[Page and application data records]
====
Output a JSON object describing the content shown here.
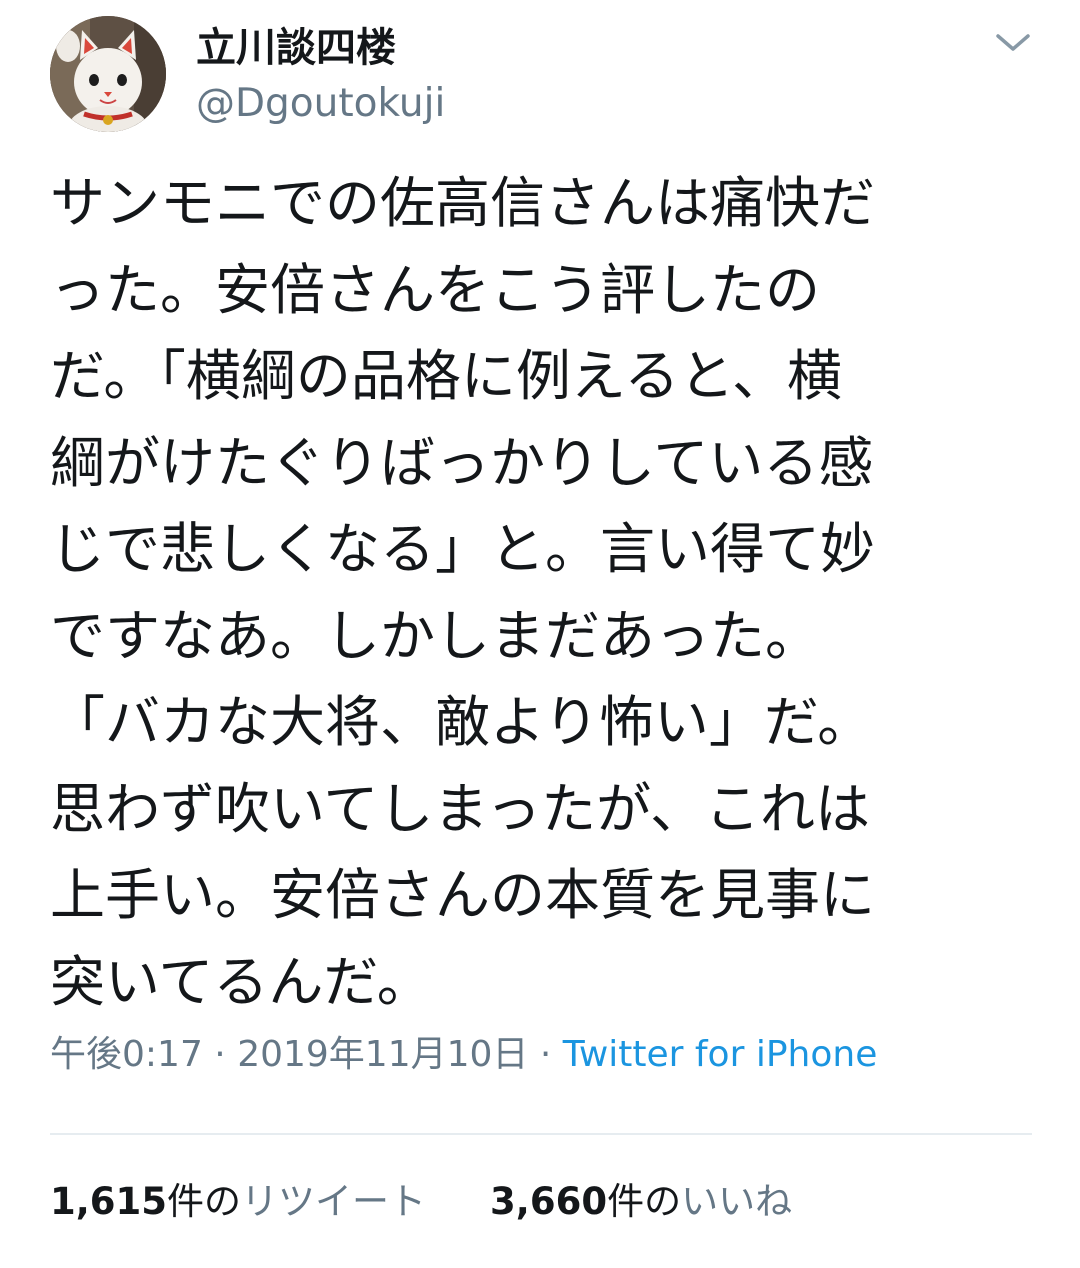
{
  "author": {
    "display_name": "立川談四楼",
    "handle": "@Dgoutokuji",
    "avatar_icon": "maneki-neko-avatar"
  },
  "menu_icon": "chevron-down-icon",
  "tweet": {
    "lines": [
      "サンモニでの佐高信さんは痛快だ",
      "った。安倍さんをこう評したの",
      "だ。「横綱の品格に例えると、横",
      "綱がけたぐりばっかりしている感",
      "じで悲しくなる」と。言い得て妙",
      "ですなあ。しかしまだあった。",
      "「バカな大将、敵より怖い」だ。",
      "思わず吹いてしまったが、これは",
      "上手い。安倍さんの本質を見事に",
      "突いてるんだ。"
    ]
  },
  "meta": {
    "time": "午後0:17",
    "separator": " · ",
    "date": "2019年11月10日",
    "source": "Twitter for iPhone"
  },
  "stats": {
    "retweets": {
      "count": "1,615",
      "unit": "件の",
      "label": "リツイート"
    },
    "likes": {
      "count": "3,660",
      "unit": "件の",
      "label": "いいね"
    }
  },
  "colors": {
    "text": "#14171a",
    "secondary": "#657786",
    "link": "#1b95e0",
    "divider": "#e6ecf0"
  }
}
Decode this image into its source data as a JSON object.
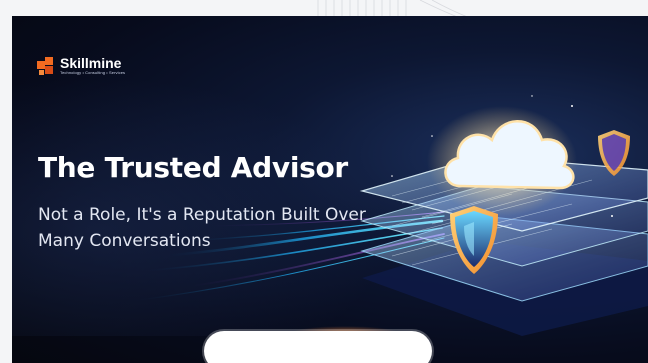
{
  "banner": {
    "brand": {
      "name": "Skillmine",
      "tagline": "Technology • Consulting • Services"
    },
    "headline": "The Trusted Advisor",
    "subtitle": "Not a Role, It's a Reputation Built Over Many Conversations"
  },
  "colors": {
    "background": "#05070f",
    "accent_orange": "#f26b21",
    "accent_cyan": "#36e0ff",
    "text": "#ffffff"
  },
  "icons": [
    "skillmine-logo-icon",
    "cloud-icon",
    "shield-icon",
    "small-shield-icon"
  ]
}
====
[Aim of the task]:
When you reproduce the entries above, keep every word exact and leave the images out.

[Exercise output]:
Output a JSON object describing the content shown here.
{
  "author": {
    "display_name": "立川談四楼",
    "handle": "@Dgoutokuji",
    "avatar_icon": "maneki-neko-avatar"
  },
  "menu_icon": "chevron-down-icon",
  "tweet": {
    "lines": [
      "サンモニでの佐高信さんは痛快だ",
      "った。安倍さんをこう評したの",
      "だ。「横綱の品格に例えると、横",
      "綱がけたぐりばっかりしている感",
      "じで悲しくなる」と。言い得て妙",
      "ですなあ。しかしまだあった。",
      "「バカな大将、敵より怖い」だ。",
      "思わず吹いてしまったが、これは",
      "上手い。安倍さんの本質を見事に",
      "突いてるんだ。"
    ]
  },
  "meta": {
    "time": "午後0:17",
    "separator": " · ",
    "date": "2019年11月10日",
    "source": "Twitter for iPhone"
  },
  "stats": {
    "retweets": {
      "count": "1,615",
      "unit": "件の",
      "label": "リツイート"
    },
    "likes": {
      "count": "3,660",
      "unit": "件の",
      "label": "いいね"
    }
  },
  "colors": {
    "text": "#14171a",
    "secondary": "#657786",
    "link": "#1b95e0",
    "divider": "#e6ecf0"
  }
}
Decode this image into its source data as a JSON object.
{
  "banner": {
    "brand": {
      "name": "Skillmine",
      "tagline": "Technology • Consulting • Services"
    },
    "headline": "The Trusted Advisor",
    "subtitle": "Not a Role, It's a Reputation Built Over Many Conversations"
  },
  "colors": {
    "background": "#05070f",
    "accent_orange": "#f26b21",
    "accent_cyan": "#36e0ff",
    "text": "#ffffff"
  },
  "icons": [
    "skillmine-logo-icon",
    "cloud-icon",
    "shield-icon",
    "small-shield-icon"
  ]
}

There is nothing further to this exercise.